_Task objective_
The response should consist solely of the line containing "Enumerate this screenshot's" and the lines after it through the end of the listing below, repeated exactly.
════════
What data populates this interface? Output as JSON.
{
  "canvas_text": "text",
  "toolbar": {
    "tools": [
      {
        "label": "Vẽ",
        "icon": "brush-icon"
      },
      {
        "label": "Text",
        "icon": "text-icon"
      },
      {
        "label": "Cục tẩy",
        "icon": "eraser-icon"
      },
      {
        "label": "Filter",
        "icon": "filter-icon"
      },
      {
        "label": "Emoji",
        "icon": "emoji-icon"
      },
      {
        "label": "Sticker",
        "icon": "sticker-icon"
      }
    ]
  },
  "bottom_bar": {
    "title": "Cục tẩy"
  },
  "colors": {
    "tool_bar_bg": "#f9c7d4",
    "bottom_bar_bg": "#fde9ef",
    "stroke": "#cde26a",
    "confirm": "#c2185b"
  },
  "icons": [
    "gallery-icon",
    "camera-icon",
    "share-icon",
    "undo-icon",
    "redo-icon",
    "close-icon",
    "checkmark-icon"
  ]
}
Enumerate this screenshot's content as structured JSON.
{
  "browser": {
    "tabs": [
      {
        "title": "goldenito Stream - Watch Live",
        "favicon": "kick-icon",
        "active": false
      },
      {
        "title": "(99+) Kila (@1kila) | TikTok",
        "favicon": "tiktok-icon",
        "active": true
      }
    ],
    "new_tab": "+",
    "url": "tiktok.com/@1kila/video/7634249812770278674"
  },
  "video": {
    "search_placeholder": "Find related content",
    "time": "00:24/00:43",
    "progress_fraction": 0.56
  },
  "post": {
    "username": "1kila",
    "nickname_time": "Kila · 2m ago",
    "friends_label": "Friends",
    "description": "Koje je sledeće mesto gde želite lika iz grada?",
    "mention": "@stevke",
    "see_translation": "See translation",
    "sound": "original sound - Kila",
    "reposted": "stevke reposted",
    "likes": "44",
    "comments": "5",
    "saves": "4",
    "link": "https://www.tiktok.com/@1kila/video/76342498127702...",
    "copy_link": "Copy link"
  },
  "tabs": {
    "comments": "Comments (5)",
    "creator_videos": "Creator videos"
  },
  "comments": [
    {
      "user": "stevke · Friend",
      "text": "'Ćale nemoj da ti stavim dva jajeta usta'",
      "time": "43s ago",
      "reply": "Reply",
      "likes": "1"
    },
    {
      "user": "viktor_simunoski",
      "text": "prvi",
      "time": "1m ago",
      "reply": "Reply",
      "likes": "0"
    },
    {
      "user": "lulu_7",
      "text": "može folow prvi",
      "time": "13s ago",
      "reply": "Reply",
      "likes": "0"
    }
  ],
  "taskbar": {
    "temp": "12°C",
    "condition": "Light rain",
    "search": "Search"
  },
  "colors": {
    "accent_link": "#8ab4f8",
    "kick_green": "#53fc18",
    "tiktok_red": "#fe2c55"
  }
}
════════
_Task result_
Enumerate this screenshot's content as structured JSON.
{
  "browser": {
    "tabs": [
      {
        "title": "goldenito Stream - Watch Live",
        "favicon": "kick-icon",
        "active": false
      },
      {
        "title": "(99+) Kila (@1kila) | TikTok",
        "favicon": "tiktok-icon",
        "active": true
      }
    ],
    "new_tab": "+",
    "url": "tiktok.com/@1kila/video/7634249812770278674"
  },
  "video": {
    "search_placeholder": "Find related content",
    "time": "00:24/00:43",
    "progress_fraction": 0.56
  },
  "post": {
    "username": "1kila",
    "nickname_time": "Kila · 2m ago",
    "friends_label": "Friends",
    "description": "Koje je sledeće mesto gde želite lika iz grada?",
    "mention": "@stevke",
    "see_translation": "See translation",
    "sound": "original sound - Kila",
    "reposted": "stevke reposted",
    "likes": "44",
    "comments": "5",
    "saves": "4",
    "link": "https://www.tiktok.com/@1kila/video/76342498127702...",
    "copy_link": "Copy link"
  },
  "tabs": {
    "comments": "Comments (5)",
    "creator_videos": "Creator videos"
  },
  "comments": [
    {
      "user": "stevke · Friend",
      "text": "'Ćale nemoj da ti stavim dva jajeta usta'",
      "time": "43s ago",
      "reply": "Reply",
      "likes": "1"
    },
    {
      "user": "viktor_simunoski",
      "text": "prvi",
      "time": "1m ago",
      "reply": "Reply",
      "likes": "0"
    },
    {
      "user": "lulu_7",
      "text": "može folow prvi",
      "time": "13s ago",
      "reply": "Reply",
      "likes": "0"
    }
  ],
  "taskbar": {
    "temp": "12°C",
    "condition": "Light rain",
    "search": "Search"
  },
  "colors": {
    "accent_link": "#8ab4f8",
    "kick_green": "#53fc18",
    "tiktok_red": "#fe2c55"
  }
}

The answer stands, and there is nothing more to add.